Fannie Bloomfeld married the attorney Sigmund Zeisler in 1885. In 1888, she returned to Vienna to study with Leschetizky. She also began to tour in Europe and the USA, with the Chicago Symphony Orchestra. The Zeislers had three sons: Leonard, Paul and Ernest.
Unlike Padrewski, Artur Rubinstein, and Vladimir Horowitz, Fannie Bloomfield-Zeisler's name is not one that immediately springs to mind when the subject of the great pianists of the early 20th century is broached. Her name is most likely to be known to those who collect piano rolls, are well-versed in the histories of recital pianists, or have heard her piano roll performances reproduced from LP records.
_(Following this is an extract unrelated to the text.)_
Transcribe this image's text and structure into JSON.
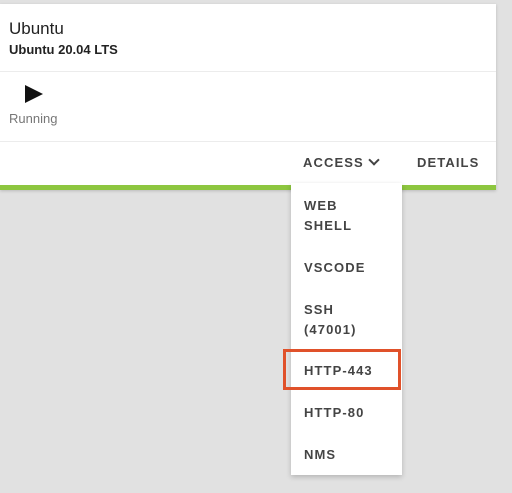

In her own day, however, Zeisler would have been one of the first pianists music fans would have thought of. Among her contemporaries were Ferruccio Busoni, Sergei Rachmaninov, and Moriz Rosenthal, all still in their prime and touring widely. This generation of pianists regarded Zeisler as an equal in terms of pianism.
Fannie Bloomfield-Zeisler only made piano rolls, never pursuing the alternate method of making phonograph recordings. Zeisler's rolls were made for Welte-Mignon, the Welte system being the reproducing roll device of choice for concert pianists, as it recorded a maximum amount of the player's touch, pedaling, and degrees of volume. Zeisler was a player equipped with a tremendous amount of strength in her arms. Her F. Chopin is quite different from the norm established nowadays - a lot of it is loud, played with energy and gusto, in the manner of Franz Liszt. Zeisler's turbulent and stormy L.v. Beethoven's Piano Sonata, Op. 111, is a marvel. The encore pieces, some rather rare, are delightful and interpreted with an ear toward variety of approach.